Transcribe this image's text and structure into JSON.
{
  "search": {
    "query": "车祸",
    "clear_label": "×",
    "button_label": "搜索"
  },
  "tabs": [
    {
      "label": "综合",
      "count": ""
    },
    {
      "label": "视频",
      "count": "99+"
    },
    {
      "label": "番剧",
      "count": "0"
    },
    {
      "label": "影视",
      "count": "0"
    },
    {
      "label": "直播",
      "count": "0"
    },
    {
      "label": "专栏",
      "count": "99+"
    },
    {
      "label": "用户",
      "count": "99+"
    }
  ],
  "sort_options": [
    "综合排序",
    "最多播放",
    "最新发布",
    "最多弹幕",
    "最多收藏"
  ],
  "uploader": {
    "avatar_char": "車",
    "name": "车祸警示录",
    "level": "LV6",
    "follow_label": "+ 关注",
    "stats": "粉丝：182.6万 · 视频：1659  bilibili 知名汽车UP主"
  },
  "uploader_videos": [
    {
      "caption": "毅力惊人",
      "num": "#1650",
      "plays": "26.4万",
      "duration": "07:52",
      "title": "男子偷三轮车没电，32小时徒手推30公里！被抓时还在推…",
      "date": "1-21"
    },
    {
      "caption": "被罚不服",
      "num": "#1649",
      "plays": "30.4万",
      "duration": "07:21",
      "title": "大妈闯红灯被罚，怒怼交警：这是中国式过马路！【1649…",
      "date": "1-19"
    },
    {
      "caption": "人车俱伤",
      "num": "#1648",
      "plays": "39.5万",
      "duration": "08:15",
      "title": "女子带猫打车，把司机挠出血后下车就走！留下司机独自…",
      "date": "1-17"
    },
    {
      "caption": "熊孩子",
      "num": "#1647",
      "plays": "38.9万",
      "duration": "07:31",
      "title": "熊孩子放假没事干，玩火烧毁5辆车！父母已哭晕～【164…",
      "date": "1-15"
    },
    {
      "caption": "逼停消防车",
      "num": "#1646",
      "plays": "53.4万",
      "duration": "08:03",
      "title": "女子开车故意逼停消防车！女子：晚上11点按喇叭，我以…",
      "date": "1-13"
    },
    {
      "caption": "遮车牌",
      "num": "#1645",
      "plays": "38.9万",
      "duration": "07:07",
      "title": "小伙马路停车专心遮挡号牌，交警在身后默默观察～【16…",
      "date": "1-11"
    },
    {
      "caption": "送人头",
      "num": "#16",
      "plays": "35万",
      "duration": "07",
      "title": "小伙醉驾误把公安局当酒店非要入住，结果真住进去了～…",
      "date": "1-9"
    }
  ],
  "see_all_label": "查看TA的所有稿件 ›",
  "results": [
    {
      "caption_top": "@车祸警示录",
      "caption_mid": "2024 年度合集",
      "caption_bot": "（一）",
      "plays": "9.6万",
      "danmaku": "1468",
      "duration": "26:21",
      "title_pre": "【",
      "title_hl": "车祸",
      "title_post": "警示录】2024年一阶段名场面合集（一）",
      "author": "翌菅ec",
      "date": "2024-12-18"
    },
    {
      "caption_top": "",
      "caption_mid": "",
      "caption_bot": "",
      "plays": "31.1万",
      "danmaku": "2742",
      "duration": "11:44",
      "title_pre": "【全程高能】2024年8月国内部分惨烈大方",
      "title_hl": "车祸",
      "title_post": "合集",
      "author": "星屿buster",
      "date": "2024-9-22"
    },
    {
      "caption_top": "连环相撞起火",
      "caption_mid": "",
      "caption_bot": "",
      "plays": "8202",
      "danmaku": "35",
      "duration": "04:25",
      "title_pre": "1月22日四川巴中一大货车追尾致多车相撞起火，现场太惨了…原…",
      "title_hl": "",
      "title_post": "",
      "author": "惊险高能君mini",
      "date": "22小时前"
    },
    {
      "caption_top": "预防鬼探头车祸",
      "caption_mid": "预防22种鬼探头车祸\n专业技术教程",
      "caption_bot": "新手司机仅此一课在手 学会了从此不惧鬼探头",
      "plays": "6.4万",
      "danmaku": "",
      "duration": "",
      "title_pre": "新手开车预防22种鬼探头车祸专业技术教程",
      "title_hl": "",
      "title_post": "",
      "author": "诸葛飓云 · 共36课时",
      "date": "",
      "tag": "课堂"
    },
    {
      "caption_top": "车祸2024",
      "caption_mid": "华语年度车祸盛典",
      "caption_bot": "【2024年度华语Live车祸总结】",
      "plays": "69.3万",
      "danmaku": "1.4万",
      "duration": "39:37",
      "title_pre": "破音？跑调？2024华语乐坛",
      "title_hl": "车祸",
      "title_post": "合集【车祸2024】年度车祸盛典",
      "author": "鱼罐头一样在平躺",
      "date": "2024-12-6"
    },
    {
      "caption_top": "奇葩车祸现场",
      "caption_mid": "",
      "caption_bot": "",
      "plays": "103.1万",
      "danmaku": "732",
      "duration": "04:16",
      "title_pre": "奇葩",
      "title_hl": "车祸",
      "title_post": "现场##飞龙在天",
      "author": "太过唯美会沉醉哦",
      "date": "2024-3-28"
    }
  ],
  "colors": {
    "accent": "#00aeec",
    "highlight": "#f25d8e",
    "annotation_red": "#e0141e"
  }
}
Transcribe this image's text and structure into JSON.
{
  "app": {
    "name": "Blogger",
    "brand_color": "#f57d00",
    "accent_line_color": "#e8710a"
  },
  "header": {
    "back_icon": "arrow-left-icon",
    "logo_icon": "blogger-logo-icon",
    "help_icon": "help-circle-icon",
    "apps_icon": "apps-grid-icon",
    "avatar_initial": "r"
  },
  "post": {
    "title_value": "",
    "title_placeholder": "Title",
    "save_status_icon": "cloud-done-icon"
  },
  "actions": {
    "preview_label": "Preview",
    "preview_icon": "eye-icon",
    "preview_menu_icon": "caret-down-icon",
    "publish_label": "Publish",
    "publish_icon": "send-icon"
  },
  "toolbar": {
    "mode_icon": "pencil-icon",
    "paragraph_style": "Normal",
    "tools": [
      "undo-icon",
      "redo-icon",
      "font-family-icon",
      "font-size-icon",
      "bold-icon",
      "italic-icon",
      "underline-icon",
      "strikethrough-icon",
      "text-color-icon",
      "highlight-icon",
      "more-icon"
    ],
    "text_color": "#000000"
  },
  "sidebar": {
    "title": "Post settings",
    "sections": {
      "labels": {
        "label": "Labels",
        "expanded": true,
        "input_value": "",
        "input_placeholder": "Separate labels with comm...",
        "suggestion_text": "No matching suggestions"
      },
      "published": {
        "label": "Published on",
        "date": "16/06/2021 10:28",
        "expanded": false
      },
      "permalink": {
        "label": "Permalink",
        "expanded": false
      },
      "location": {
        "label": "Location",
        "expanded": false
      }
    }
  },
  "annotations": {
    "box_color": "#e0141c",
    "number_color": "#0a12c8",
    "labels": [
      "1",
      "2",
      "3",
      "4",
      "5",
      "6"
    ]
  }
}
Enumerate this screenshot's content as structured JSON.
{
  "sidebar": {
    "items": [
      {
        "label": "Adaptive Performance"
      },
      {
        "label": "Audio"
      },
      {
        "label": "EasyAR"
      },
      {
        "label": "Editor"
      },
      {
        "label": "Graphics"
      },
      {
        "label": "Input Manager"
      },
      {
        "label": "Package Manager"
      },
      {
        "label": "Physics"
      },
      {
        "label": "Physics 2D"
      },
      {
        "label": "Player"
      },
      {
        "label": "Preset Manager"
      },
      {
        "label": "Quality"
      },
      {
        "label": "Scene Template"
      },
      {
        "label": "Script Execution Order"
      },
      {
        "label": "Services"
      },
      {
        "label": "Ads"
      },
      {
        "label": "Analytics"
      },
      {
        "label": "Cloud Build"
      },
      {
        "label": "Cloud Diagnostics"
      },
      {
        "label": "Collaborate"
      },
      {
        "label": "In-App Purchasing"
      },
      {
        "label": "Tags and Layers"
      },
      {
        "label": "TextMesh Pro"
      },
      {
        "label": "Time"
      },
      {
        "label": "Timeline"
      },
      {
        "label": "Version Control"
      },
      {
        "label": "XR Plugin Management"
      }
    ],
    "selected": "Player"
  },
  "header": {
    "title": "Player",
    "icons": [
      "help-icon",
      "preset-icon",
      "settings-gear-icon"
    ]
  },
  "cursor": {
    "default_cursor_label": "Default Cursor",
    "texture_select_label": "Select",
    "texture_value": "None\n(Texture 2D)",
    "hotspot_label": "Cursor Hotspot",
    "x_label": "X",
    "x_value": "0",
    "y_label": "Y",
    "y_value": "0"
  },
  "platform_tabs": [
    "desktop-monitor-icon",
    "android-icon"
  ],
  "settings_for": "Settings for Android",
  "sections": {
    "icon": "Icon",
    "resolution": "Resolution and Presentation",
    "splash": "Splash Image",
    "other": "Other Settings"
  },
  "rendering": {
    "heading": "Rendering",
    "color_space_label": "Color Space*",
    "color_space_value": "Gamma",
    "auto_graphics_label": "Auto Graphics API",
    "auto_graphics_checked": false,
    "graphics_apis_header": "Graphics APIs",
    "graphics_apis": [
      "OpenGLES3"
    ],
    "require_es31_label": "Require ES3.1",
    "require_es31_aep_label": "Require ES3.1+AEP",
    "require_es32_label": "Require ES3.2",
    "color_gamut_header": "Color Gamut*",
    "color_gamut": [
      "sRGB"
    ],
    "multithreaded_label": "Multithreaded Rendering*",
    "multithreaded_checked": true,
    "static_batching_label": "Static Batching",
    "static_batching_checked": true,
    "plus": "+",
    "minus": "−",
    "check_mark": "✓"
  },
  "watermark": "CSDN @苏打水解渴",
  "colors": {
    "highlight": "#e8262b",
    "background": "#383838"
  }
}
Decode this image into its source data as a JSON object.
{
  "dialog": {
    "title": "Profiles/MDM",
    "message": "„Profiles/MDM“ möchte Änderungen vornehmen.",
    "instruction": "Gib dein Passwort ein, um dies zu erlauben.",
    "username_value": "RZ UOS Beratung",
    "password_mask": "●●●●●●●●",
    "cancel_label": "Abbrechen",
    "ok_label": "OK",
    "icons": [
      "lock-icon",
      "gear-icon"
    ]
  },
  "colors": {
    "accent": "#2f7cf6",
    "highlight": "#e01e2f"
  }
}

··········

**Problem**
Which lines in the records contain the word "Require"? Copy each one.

**The answer**
    "require_es31_label": "Require ES3.1",
    "require_es31_aep_label": "Require ES3.1+AEP",
    "require_es32_label": "Require ES3.2",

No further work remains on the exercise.